Academic journal article Population

Female Education and Fertility under State Socialism in Central and Eastern Europe

Academic journal article Population

Female Education and Fertility under State Socialism in Central and Eastern Europe

Article excerpt

(ProQuest: ... denotes formulae omitted.)

Trends in cohort fertility in Central and Eastern Europe (CEE)(1) have not been widely discussed. Existing contributions focus mostly on contrasting the stability of state socialism with the dynamic developments during the economic and political transition that began in 1989 (Kotowska et al., 2008; Muresan et al., 2008; Perelli-Harris, 2008; Potancoková et al., 2008; Sobotka et al., 2008; Spéder and Kamarás, 2008; Stropnik and Sircelj, 2008; Zakharov, 2008). They usually analyse trends in period fertility and are mostly one-country studies that do not aim to provide a broader comparative perspective (Wood et al. (2014) being an exception).

As state socialism ostensibly strove for equality in every aspect of life, one would expect rather small differences in fertility, similar to those observed in Belgium, Norway or Sweden (Andersson et al., 2009; Kravdal and Rindfuss, 2008; Neels and De Wachter, 2010). In practice, however, daily life was marked by substantial social inequalities, implying considerable educational differences in fertility, on a par with those seen in Austria or Great Britain (Prskawetz et al., 2008; Sigle-Rushton, 2008). The existing evidence suggests that the education-fertility relationship in CEE before 1989 was negative, but its strength varied greatly over time and across countries, fading out in Slovenia, and persisting or growing in Poland, Slovakia or Romania (Brzozowska, 2014; Muresan and Hoem, 2010; Potancoková et al., 2008; Stropnik and Sircelj, 2008).

This article examines the macro-level relationship between women's educational expansion and completed fertility under state socialism in Europe.

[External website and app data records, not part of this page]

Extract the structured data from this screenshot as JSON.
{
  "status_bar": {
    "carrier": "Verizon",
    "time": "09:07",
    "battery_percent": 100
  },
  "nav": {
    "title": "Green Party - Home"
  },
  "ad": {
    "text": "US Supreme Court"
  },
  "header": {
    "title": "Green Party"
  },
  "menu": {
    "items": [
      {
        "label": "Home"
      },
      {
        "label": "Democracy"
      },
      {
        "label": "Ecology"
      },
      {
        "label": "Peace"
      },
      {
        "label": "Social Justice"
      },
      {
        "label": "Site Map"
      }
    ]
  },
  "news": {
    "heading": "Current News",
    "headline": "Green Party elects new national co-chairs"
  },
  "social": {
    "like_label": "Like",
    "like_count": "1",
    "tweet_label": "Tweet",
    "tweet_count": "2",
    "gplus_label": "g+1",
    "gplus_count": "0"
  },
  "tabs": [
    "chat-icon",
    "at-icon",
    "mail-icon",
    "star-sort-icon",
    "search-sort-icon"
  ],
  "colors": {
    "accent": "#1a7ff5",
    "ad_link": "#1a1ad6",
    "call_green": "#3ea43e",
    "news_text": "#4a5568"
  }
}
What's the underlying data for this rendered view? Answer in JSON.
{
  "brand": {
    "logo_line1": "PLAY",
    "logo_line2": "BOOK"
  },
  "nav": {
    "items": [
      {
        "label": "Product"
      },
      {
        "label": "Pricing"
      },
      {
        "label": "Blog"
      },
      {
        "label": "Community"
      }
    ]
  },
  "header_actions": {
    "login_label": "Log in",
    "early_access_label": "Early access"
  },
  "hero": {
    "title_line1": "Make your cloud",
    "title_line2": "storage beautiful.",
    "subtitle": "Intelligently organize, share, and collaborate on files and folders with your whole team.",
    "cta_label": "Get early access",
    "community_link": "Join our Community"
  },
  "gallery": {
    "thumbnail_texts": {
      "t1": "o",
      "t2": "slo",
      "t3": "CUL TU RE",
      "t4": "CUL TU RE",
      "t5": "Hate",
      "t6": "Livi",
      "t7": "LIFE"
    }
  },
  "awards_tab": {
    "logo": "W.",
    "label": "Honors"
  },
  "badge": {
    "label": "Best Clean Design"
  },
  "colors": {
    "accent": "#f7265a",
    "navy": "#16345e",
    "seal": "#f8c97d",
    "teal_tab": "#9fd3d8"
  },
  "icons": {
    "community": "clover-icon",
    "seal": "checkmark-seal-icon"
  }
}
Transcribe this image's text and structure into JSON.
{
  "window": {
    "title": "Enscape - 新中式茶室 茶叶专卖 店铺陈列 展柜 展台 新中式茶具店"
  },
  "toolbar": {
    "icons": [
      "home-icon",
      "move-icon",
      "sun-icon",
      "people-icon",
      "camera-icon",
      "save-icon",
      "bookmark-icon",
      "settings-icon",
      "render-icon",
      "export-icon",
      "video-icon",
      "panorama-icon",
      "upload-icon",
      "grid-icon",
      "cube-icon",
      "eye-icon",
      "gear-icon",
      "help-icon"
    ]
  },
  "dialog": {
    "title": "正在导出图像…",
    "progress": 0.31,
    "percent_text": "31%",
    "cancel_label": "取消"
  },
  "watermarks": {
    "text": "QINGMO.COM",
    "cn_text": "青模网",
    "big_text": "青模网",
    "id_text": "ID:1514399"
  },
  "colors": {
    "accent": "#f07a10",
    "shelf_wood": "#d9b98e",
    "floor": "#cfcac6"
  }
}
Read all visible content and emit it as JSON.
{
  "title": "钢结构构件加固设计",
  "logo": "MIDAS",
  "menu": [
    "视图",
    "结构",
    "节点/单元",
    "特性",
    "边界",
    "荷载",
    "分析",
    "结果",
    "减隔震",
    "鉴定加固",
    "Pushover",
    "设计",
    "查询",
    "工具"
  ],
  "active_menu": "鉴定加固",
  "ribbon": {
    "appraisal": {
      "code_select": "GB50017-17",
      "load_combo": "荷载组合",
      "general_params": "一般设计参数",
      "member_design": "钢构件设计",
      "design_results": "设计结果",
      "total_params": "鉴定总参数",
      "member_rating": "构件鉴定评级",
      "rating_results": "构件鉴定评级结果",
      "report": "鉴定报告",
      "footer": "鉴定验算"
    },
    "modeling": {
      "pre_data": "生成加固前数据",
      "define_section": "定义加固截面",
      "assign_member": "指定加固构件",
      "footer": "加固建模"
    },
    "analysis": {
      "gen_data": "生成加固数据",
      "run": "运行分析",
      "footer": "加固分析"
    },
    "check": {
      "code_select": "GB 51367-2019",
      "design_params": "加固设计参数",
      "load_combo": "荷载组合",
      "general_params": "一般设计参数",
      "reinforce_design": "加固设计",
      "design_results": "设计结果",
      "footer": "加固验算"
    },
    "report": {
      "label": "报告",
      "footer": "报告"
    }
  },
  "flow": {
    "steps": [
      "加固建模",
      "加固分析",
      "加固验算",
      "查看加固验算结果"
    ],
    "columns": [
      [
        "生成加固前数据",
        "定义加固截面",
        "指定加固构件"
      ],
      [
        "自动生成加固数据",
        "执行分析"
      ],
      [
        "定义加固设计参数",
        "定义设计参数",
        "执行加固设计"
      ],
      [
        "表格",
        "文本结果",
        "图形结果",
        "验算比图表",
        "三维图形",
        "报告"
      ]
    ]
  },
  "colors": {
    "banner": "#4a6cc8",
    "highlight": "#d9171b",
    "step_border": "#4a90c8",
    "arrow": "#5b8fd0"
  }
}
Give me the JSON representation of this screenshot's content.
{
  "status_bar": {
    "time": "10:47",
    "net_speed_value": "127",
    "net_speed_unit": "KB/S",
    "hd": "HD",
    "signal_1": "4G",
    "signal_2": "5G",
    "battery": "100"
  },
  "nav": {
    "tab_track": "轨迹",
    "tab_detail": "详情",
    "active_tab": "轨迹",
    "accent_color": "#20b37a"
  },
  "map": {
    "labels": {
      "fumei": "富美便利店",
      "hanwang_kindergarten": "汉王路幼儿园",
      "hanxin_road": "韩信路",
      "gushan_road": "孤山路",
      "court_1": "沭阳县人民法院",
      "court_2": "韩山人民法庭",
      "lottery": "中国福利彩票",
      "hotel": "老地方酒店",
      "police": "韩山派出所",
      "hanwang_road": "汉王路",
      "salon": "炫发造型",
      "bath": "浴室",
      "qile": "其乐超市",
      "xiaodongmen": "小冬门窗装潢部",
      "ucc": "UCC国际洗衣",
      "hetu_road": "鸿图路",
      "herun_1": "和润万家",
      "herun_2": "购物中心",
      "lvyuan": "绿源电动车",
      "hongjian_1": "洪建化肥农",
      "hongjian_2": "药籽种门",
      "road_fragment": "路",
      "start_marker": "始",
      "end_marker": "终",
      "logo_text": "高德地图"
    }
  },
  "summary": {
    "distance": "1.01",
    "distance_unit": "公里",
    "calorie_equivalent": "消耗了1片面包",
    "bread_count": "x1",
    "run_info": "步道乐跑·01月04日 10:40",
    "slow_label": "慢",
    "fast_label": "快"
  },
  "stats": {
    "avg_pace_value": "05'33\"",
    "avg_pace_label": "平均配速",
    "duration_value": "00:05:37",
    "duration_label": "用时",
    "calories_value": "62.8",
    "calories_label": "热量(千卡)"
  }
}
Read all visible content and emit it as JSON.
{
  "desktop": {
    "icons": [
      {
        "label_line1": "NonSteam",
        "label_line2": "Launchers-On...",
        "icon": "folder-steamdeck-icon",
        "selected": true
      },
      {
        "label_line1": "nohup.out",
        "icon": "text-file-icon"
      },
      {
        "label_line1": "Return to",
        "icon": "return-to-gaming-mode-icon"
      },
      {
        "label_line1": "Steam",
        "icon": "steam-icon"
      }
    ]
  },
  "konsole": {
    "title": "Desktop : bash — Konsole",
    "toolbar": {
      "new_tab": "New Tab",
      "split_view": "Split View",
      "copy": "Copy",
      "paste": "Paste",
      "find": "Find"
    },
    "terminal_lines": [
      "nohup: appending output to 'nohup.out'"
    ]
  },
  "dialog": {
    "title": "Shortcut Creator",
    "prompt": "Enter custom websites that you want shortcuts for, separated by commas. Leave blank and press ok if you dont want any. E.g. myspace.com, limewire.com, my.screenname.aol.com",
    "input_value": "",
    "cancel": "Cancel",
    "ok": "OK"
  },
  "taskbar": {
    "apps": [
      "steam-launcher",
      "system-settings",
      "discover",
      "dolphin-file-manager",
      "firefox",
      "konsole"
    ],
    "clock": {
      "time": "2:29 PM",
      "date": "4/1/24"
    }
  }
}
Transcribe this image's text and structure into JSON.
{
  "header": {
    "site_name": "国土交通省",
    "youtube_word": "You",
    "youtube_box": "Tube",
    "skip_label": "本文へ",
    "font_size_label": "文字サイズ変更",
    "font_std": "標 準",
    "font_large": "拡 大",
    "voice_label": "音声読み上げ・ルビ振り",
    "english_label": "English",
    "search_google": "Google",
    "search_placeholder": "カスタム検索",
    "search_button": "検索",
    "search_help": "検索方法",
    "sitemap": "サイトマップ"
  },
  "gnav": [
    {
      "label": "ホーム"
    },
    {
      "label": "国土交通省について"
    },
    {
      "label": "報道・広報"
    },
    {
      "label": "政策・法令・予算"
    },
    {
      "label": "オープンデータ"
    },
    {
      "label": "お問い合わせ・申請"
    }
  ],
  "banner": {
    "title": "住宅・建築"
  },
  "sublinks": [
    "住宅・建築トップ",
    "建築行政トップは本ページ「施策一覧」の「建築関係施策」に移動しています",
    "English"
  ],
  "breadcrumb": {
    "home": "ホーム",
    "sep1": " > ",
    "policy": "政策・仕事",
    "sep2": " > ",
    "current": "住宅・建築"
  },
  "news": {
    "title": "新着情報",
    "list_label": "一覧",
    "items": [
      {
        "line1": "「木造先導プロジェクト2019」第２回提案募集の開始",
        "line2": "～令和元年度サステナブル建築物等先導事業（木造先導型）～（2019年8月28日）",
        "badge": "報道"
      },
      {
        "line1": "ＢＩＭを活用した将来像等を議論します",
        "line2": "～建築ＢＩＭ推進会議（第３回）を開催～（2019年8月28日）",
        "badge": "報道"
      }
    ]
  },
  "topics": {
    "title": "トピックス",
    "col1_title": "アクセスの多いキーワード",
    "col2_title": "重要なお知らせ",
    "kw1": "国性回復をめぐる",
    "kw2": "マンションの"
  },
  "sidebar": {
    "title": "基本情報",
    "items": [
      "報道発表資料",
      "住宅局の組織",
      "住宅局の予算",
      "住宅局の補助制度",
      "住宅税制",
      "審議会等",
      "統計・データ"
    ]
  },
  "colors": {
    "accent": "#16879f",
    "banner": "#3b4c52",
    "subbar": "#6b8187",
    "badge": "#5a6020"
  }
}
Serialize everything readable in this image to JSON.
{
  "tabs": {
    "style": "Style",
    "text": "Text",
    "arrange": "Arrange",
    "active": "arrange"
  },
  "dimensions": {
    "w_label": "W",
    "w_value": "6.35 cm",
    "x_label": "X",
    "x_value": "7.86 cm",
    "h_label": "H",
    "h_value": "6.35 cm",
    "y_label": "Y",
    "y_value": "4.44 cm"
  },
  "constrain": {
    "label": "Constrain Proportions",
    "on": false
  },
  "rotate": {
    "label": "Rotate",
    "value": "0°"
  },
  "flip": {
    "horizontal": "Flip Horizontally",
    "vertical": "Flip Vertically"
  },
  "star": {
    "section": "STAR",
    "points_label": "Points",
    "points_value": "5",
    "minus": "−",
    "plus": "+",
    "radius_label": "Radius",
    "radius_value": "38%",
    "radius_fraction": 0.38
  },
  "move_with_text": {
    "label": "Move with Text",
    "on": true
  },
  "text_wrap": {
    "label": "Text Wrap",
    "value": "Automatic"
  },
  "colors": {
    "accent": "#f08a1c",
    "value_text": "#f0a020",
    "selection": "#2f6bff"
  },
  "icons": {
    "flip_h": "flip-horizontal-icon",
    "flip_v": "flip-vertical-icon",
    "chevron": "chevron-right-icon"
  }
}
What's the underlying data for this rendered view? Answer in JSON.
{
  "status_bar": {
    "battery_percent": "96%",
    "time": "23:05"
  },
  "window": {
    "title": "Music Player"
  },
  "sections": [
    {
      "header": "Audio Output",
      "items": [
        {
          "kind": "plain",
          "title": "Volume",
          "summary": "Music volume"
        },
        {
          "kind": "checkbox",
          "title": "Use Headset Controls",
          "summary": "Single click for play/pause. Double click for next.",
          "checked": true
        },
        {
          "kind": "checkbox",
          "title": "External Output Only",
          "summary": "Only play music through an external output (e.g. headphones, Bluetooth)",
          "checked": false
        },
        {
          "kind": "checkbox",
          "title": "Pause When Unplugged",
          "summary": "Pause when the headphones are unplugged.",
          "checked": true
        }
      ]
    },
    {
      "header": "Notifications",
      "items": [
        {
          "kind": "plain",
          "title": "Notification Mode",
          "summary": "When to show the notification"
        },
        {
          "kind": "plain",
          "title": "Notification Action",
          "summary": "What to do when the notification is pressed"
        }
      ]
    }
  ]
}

The aim is to determine whether the observed fertility trends were driven by changes in the educational structure or in fertility behaviour net of education. More specifically, the following questions are addressed:

* How strong was the educational gradient in completed fertility (including childlessness and high parity births) and how did it vary over time and by country?

* What was the effect of female educational expansion on the trends in completed fertility in the analysed countries?

* How did fertility net of growing educational attainment change? What was the role of childlessness and high parity births in fertility changes net of education?

* To what extent did the analysed countries share the overall and education-specific trends in completed fertility?

To answer these questions, we study trends in completed fertility by level of education of women born between 1916 and 1960. By choosing this timespan we cover the whole state-socialist era, stretching from the 1940s to 1989-1990. Census data from seven CEE countries are used: Croatia, the Czech Republic, Hungary, Poland, Romania, Slovakia and Slovenia.(2) These countries reflect the diversity of the CEE region, ranging from the highly secularized and relatively rich Czech Republic, through strongly Catholic and rather conservative Poland and Slovakia, to Christian Orthodox and economically less developed Romania. Croatia and Slovenia represent the more liberal Communist regime of former Yugoslavia. East Germany and the Baltic states, and the most populous country, Russia, are excluded due to a lack of data; this is a clear limitation of the study.

Section I of this article describes how female educational attainment and labour force participation expanded and how state socialism defined the role of women, their rights and duties as mothers, wives and employees. Section II gives an overview of country-specific social and reproductive policies. The analysis then focuses on trends in female educational structure and fertility, including childlessness and high parity births. Changes in the completed fertility rate (CFR) are decomposed into those driven by growing educational attainment (structural effects) and those due to changing fertility within the educational groups (direct effects). …

Search by... Author
Show... All Results Primary Sources Peer-reviewed


An unknown error has occurred. Please click the button below to reload the page. If the problem persists, please try again in a little while.